Where Are They Now?

I recently read in Ad Age that AMC’s advertising reality series The Pitch will be back for season 2, despite mediocre ratings and overwhelming disdain from the industry it supposedly portrays. This time around, the brands involved are even sketchier–College Hunks Hauling Junk? Fuller Brush Co.? And the participating agencies are even more, well, up-and-coming.

As I said last July the pitch process is messed up enough without introducing the three-ring circus of reality TV. It’s already a terrible way to select an agency partner. Throw in the glare of spotlights, and you’ll never make the right decision, build a long-term agency-client relationship or lay the groundwork for a meaningful brand.

So I thought, why not check in with last year’s “winners” and see how they’re doing? After some quick research by our crack team of interns, my suspicions were confirmed.

Week 1:

McKinney won Subway with their “Freestyle Breakfast” idea featuring YouTube rap sensation Mac Lethal. His original video has 29 million views, but there’s no sight of a Subway version anywhere. 0 for 1

Week 2:

SK+G shows Waste Management on their website and includes the work from the show, but the WasteIntoWow.com domain on all elements of the campaign isn’t even live. 0 for 2

Week 3:

FKM shows work for Clockwork Home Services on their website, although the Clockwork website doesn’t say anything about the campaign anywhere. In fact, it shows this gem on its YouTube page instead. 0 for 3

Week 4:

Conversation’s “Year of Pop” seems to have gotten some traction, largely thanks to the addition of Katy Perry. Success! 1 for 4

Week 5:

Kovel/Fuller declares themselves “Proud Winners of AMC’s The Pitch” on their home page, but there’s no mention of Frangelico as a client, nor any examples of work anywhere. So much for that winning streak.      1 for 5

Week 6:

Bozell features “Be the Voice of 1” campaign on their website, and the campaign site is live, so another success story! But wait, the JDRF website has an entirely different look, feel and voice. Not exactly the Voice of 1. Call it a draw. 1.5 for 6

Week 7:

DIGO’s website says it all. When asked “Are you actually doing real work for C. Wonder?” Their answer is “We are indeed. Our values and culture mesh together quite well, and we’ve been working together to evolve the campaign to meet their marketing and brand-building needs. Both agency and client are excited about the process, the campaign, and the success that lies ahead. We expect to launch this year.” So in other words, they’re stuck in focus group hell or back to the drawing board. 1.5 for 7

Week 8:

And finally, neither Marriott International (Autograph Collection) nor winning agency Bandujo, mention anything about the show or any winning idea. 1.5 for 8

So to sum up, a year after Season 1 of The Pitch, only 1.5 out of the 8  “winning” ideas have really seen the light of day. That means a less than 20% success rate for the agency-client relationships. That’s bad. Kardashian bad. No wonder our industry has such a hard time getting any respect, much less recruiting and retaining top talent.

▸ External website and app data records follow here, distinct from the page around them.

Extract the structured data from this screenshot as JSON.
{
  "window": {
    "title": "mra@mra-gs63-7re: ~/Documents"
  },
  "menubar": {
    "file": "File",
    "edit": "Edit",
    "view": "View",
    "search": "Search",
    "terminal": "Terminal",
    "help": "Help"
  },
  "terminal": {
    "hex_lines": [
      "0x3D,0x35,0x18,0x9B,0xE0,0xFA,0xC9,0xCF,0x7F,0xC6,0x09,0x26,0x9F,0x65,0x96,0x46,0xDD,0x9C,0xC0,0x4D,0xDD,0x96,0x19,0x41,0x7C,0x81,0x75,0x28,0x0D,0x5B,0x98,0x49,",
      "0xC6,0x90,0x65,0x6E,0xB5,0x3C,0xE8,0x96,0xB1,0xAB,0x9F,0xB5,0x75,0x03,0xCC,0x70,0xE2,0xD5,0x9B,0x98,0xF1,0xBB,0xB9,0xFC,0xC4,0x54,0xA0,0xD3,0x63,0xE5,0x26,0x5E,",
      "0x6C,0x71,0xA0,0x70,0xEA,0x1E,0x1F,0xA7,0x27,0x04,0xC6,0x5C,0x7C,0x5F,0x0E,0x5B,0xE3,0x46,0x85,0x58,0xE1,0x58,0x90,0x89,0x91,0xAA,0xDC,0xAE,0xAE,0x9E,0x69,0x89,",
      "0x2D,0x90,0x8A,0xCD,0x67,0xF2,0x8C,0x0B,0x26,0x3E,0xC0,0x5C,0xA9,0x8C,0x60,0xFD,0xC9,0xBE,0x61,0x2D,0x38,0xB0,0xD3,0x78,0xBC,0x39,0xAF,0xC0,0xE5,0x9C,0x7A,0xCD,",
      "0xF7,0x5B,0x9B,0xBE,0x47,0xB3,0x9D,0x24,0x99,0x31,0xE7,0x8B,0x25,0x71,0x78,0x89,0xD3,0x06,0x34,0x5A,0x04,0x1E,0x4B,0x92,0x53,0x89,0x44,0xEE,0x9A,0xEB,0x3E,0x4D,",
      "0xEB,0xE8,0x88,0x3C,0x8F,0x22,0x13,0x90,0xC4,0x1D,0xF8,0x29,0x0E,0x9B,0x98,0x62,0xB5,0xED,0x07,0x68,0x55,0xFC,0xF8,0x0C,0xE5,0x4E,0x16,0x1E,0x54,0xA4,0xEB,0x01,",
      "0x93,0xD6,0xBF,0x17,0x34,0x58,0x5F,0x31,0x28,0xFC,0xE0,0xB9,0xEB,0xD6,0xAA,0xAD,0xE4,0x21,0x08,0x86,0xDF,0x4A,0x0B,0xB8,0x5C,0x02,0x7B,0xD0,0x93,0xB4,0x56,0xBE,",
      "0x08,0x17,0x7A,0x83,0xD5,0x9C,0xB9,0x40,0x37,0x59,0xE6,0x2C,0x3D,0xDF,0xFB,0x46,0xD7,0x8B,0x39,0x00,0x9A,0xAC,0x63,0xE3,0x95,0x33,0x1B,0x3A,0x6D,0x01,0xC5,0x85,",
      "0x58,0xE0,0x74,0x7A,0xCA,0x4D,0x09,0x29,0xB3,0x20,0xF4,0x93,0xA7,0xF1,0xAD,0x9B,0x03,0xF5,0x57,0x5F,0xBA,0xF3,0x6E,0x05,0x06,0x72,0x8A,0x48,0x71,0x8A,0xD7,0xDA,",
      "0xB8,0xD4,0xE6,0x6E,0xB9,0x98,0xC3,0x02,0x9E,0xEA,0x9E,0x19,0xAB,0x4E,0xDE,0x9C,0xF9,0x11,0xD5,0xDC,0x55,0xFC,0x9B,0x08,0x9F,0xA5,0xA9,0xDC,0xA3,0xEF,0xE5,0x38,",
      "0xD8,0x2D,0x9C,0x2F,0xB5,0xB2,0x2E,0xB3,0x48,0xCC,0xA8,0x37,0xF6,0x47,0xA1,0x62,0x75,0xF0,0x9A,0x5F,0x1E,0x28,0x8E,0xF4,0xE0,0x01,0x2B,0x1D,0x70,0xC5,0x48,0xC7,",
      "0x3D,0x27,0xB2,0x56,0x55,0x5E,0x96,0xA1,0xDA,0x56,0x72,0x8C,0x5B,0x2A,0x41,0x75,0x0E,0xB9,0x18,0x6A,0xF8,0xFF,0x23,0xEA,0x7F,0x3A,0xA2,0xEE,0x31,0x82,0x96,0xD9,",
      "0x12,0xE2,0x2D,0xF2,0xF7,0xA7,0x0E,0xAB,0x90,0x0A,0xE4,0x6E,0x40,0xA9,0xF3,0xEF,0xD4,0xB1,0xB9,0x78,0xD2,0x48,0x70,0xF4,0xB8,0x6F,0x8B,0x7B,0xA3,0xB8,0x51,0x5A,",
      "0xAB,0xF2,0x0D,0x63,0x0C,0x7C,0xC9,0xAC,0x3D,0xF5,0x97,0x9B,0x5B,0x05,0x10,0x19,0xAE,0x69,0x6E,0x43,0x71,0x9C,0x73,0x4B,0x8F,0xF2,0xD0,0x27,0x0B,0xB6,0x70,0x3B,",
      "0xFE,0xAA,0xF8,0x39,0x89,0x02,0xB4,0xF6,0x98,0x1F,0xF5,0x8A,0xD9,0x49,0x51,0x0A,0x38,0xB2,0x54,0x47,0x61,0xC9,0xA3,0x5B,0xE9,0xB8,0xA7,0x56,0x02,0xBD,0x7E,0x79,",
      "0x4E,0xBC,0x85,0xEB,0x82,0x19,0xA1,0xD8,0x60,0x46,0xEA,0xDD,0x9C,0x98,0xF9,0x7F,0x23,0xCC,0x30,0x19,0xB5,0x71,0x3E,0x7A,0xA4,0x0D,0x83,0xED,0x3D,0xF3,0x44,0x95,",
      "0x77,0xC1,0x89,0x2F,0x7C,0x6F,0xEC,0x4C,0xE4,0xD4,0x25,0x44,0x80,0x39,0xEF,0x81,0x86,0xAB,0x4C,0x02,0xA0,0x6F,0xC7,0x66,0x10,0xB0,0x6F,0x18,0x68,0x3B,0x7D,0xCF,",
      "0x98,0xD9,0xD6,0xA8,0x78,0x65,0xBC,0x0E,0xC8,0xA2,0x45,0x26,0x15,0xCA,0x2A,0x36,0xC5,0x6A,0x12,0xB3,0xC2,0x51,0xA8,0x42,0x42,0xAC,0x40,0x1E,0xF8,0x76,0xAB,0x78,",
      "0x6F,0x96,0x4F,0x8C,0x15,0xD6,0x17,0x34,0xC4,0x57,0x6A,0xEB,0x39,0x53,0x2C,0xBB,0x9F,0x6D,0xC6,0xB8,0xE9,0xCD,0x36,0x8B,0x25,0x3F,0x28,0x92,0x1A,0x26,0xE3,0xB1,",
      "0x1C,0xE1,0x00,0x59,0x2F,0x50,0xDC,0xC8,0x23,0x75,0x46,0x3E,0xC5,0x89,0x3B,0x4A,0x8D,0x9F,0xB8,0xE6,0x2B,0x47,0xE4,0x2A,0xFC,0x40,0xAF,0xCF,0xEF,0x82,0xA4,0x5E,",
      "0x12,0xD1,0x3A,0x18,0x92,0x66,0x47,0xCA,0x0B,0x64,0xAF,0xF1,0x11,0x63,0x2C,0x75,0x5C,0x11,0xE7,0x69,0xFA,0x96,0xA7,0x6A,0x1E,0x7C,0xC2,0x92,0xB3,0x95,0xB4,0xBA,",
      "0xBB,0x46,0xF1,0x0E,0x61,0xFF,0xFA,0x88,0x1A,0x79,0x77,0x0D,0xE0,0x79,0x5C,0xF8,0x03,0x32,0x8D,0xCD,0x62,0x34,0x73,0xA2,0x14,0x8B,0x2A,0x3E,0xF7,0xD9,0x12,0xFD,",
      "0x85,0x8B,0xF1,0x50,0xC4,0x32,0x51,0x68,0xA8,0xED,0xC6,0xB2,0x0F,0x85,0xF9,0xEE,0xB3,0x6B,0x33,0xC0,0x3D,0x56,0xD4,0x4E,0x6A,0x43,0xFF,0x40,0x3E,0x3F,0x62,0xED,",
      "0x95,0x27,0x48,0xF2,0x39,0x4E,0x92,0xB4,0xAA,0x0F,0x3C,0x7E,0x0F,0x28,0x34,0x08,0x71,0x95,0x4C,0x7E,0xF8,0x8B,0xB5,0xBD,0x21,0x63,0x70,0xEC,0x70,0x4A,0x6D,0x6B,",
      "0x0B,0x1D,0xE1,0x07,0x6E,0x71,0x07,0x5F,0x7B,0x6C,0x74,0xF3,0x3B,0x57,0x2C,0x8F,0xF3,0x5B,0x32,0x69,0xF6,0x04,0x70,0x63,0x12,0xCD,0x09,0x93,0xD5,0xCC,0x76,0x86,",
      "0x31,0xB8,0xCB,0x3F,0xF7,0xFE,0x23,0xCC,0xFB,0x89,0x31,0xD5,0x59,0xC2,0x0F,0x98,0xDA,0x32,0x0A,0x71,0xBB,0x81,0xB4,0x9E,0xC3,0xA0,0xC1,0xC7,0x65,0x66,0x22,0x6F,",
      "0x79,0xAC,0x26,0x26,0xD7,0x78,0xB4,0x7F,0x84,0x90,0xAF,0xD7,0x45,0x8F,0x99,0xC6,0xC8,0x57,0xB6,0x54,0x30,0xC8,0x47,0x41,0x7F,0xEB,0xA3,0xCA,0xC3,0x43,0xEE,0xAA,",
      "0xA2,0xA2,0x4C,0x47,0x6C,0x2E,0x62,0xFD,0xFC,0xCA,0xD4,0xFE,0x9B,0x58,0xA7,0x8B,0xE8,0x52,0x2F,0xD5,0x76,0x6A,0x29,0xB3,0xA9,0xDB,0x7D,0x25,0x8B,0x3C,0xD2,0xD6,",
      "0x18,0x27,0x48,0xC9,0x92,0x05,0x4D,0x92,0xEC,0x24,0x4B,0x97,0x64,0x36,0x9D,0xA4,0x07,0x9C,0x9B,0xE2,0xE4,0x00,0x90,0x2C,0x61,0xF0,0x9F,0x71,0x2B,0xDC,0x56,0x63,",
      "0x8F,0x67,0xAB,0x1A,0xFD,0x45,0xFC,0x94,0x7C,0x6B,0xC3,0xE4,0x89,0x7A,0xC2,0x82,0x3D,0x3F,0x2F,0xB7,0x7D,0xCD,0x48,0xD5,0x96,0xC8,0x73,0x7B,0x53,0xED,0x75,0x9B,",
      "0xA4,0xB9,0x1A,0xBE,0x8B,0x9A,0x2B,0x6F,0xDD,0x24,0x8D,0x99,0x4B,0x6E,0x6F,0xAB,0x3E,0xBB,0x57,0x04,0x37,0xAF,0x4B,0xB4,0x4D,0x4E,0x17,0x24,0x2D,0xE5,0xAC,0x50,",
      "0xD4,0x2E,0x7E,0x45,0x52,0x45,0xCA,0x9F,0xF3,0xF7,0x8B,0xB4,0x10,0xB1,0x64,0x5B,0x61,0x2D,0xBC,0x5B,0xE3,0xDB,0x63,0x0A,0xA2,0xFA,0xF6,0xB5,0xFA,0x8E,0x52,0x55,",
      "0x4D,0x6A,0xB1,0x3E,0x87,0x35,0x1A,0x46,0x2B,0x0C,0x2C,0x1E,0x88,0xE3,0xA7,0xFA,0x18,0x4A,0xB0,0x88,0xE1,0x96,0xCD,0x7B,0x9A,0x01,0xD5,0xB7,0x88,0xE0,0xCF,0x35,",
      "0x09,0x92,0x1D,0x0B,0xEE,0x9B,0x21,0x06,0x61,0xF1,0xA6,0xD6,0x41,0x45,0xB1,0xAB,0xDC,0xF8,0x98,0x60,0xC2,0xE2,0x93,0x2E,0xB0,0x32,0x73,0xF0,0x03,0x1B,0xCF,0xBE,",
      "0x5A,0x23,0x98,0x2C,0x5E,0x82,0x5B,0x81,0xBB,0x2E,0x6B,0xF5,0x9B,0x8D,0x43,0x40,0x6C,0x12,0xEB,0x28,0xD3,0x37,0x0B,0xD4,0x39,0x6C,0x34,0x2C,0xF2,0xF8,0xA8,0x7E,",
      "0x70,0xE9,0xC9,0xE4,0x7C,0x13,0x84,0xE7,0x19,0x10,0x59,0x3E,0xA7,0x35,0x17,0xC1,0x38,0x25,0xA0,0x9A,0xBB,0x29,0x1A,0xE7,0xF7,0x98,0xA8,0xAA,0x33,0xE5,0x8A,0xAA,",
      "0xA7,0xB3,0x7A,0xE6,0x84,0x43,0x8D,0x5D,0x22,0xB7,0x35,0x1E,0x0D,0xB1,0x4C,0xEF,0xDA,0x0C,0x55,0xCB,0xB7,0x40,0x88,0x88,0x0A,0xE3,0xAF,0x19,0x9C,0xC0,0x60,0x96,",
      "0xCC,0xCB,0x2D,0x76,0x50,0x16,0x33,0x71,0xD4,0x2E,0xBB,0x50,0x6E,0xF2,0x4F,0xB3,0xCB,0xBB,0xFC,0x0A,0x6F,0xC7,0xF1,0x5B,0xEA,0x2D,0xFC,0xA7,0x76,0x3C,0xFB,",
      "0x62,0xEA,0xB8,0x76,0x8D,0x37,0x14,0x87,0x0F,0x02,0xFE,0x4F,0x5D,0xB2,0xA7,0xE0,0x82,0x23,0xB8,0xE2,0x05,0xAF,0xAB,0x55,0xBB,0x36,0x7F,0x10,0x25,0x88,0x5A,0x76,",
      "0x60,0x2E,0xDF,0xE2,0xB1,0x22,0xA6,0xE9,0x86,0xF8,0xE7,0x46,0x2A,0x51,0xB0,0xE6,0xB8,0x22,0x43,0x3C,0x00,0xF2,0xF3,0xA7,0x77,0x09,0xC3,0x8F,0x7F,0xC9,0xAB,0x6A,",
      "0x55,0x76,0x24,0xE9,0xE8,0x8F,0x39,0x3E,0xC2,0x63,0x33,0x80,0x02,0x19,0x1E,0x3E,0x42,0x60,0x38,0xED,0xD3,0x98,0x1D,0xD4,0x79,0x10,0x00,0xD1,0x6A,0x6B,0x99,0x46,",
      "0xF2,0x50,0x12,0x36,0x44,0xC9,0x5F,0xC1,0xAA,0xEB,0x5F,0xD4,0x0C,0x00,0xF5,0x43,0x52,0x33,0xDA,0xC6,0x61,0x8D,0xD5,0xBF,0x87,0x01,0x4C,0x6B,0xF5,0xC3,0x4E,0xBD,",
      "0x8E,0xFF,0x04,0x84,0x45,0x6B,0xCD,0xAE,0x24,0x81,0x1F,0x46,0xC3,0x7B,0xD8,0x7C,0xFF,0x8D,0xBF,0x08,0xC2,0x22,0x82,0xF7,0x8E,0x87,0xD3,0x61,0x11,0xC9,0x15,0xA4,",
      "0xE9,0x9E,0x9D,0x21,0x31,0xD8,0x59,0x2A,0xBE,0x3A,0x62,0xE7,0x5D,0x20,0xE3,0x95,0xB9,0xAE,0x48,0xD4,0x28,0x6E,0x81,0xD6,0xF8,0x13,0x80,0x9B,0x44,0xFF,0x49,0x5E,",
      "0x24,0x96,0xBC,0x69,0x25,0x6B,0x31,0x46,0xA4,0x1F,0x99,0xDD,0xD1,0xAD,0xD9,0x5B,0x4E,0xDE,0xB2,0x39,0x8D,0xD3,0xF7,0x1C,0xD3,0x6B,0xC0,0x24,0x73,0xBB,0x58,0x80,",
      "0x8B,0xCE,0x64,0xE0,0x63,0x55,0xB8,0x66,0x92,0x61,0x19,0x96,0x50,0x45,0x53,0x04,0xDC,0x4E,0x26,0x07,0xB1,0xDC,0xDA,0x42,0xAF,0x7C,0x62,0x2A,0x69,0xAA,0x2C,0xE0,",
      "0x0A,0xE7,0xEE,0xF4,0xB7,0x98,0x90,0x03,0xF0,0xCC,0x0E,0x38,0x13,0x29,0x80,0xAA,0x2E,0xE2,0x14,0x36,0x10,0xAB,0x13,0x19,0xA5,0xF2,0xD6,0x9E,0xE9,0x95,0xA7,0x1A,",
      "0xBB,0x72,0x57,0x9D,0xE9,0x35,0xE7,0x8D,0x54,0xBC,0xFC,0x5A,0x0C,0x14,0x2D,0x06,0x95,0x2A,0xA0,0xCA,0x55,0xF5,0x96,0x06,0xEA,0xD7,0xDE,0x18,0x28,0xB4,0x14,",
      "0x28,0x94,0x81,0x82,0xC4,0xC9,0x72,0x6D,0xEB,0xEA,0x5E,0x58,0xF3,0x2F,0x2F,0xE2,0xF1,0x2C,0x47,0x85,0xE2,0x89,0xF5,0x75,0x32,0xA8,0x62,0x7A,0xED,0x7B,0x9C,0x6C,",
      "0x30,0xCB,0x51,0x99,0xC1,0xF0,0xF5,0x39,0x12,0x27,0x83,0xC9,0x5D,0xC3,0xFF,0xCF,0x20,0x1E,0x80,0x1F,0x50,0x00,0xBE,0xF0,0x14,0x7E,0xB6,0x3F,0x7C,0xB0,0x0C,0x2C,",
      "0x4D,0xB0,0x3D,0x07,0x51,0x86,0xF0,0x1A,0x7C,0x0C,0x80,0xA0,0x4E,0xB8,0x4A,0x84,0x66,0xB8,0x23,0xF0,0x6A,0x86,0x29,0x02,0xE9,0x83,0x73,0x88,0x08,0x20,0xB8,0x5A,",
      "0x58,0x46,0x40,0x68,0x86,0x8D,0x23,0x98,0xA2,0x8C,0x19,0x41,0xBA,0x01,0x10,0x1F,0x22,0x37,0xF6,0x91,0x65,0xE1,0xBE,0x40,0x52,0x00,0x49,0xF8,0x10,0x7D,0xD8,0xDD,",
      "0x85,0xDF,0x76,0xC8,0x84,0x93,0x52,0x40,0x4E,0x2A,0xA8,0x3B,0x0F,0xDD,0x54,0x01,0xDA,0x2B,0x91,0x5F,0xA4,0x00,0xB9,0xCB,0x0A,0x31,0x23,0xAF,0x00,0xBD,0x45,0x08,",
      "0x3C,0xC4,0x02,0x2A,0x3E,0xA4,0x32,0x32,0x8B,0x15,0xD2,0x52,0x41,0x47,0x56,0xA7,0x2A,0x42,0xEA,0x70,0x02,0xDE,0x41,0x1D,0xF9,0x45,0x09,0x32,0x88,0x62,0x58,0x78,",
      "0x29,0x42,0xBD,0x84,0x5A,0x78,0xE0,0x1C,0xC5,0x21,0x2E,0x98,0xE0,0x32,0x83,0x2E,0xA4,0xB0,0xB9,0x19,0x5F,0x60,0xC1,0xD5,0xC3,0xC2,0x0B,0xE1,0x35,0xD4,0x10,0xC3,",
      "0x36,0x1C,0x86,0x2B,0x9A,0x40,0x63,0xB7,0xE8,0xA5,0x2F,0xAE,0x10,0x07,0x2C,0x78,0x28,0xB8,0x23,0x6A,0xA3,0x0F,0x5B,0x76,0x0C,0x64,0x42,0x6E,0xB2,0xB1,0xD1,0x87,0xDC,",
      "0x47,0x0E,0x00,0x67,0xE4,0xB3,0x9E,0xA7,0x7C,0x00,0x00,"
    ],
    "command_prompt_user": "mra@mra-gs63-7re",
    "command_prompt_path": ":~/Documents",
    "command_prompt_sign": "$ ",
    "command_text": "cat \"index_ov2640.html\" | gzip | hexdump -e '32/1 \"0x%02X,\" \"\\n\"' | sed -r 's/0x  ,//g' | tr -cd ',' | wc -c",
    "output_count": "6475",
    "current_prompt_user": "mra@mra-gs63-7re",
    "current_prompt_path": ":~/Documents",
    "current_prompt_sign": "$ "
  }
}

Yet we’re about to be treated to another season following the same exact formula. A formula that conveniently edits out the research, strategy and critical thinking that goes into really solid, brand-building work, in favor of manufactured drama.

I know it’s too late, but rather than trying to pass this off as an inside look at how advertising gets made, why not just drop any shred of reality and at least make it more entertaining? How about 1 night vs. 1 week to come up with the idea? Or agencies vs. ad school students? Maybe that Watson computer from Jeopardy is available?